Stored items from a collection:
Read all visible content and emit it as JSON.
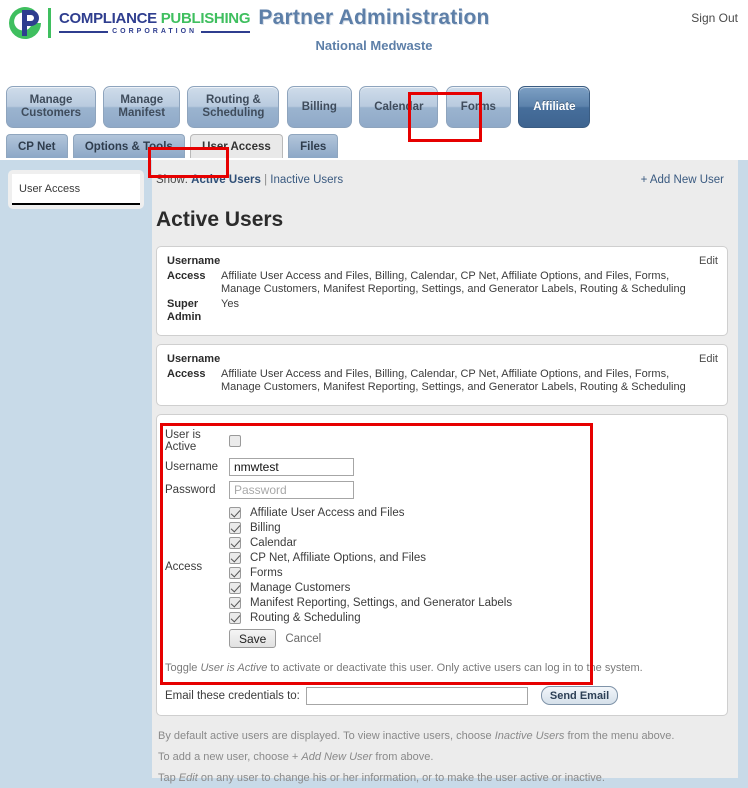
{
  "header": {
    "logo": {
      "name_part1": "COMPLIANCE ",
      "name_part2": "PUBLISHING",
      "corp": "CORPORATION",
      "mark_icon": "compliance-c-logo-icon"
    },
    "title": "Partner Administration",
    "subtitle": "National Medwaste",
    "sign_out": "Sign Out"
  },
  "main_tabs": [
    {
      "id": "manage-customers",
      "line1": "Manage",
      "line2": "Customers",
      "active": false
    },
    {
      "id": "manage-manifest",
      "line1": "Manage",
      "line2": "Manifest",
      "active": false
    },
    {
      "id": "routing-scheduling",
      "line1": "Routing &",
      "line2": "Scheduling",
      "active": false
    },
    {
      "id": "billing",
      "line1": "Billing",
      "line2": "",
      "active": false
    },
    {
      "id": "calendar",
      "line1": "Calendar",
      "line2": "",
      "active": false
    },
    {
      "id": "forms",
      "line1": "Forms",
      "line2": "",
      "active": false
    },
    {
      "id": "affiliate",
      "line1": "Affiliate",
      "line2": "",
      "active": true
    }
  ],
  "sub_tabs": [
    {
      "id": "cp-net",
      "label": "CP Net",
      "active": false
    },
    {
      "id": "options-tools",
      "label": "Options & Tools",
      "active": false
    },
    {
      "id": "user-access",
      "label": "User Access",
      "active": true
    },
    {
      "id": "files",
      "label": "Files",
      "active": false
    }
  ],
  "sidebar": {
    "items": [
      {
        "id": "user-access",
        "label": "User Access"
      }
    ]
  },
  "content": {
    "show_label": "Show:",
    "show_active": "Active Users",
    "show_separator": "|",
    "show_inactive": "Inactive Users",
    "add_new_user": "+ Add New User",
    "page_title": "Active Users",
    "edit_label": "Edit"
  },
  "users": [
    {
      "username_label": "Username",
      "username_value": "",
      "access_label": "Access",
      "access_value": "Affiliate User Access and Files, Billing, Calendar, CP Net, Affiliate Options, and Files, Forms, Manage Customers, Manifest Reporting, Settings, and Generator Labels, Routing & Scheduling",
      "super_admin_label": "Super Admin",
      "super_admin_value": "Yes"
    },
    {
      "username_label": "Username",
      "username_value": "",
      "access_label": "Access",
      "access_value": "Affiliate User Access and Files, Billing, Calendar, CP Net, Affiliate Options, and Files, Forms, Manage Customers, Manifest Reporting, Settings, and Generator Labels, Routing & Scheduling"
    }
  ],
  "edit_form": {
    "user_is_active_label": "User is Active",
    "user_is_active_checked": false,
    "username_label": "Username",
    "username_value": "nmwtest",
    "username_placeholder": "",
    "password_label": "Password",
    "password_value": "",
    "password_placeholder": "Password",
    "access_label": "Access",
    "access_options": [
      {
        "id": "affiliate-user-access-and-files",
        "label": "Affiliate User Access and Files",
        "checked": true
      },
      {
        "id": "billing",
        "label": "Billing",
        "checked": true
      },
      {
        "id": "calendar",
        "label": "Calendar",
        "checked": true
      },
      {
        "id": "cp-net-affiliate-options-and-files",
        "label": "CP Net, Affiliate Options, and Files",
        "checked": true
      },
      {
        "id": "forms",
        "label": "Forms",
        "checked": true
      },
      {
        "id": "manage-customers",
        "label": "Manage Customers",
        "checked": true
      },
      {
        "id": "manifest-reporting-settings-and-generator-labels",
        "label": "Manifest Reporting, Settings, and Generator Labels",
        "checked": true
      },
      {
        "id": "routing-scheduling",
        "label": "Routing & Scheduling",
        "checked": true
      }
    ],
    "save_label": "Save",
    "cancel_label": "Cancel",
    "toggle_note_pre": "Toggle ",
    "toggle_note_em": "User is Active",
    "toggle_note_post": " to activate or deactivate this user. Only active users can log in to the system.",
    "email_label": "Email these credentials to:",
    "email_value": "",
    "email_placeholder": "",
    "send_email_label": "Send Email"
  },
  "footer_notes": {
    "note1_pre": "By default active users are displayed. To view inactive users, choose ",
    "note1_em": "Inactive Users",
    "note1_post": " from the menu above.",
    "note2_pre": "To add a new user, choose + ",
    "note2_em": "Add New User",
    "note2_post": " from above.",
    "note3_pre": "Tap ",
    "note3_em": "Edit",
    "note3_post": " on any user to change his or her information, or to make the user active or inactive."
  },
  "colors": {
    "highlight": "#e60000",
    "accent_blue": "#5d7fa8",
    "logo_green": "#3fbf5f",
    "logo_navy": "#2f3e8f",
    "panel_bg": "#ececec",
    "page_bg": "#c8dae8"
  }
}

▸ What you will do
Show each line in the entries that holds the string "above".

▸ Exercise result
    "note1_post": " from the menu above.",
    "note2_post": " from above.",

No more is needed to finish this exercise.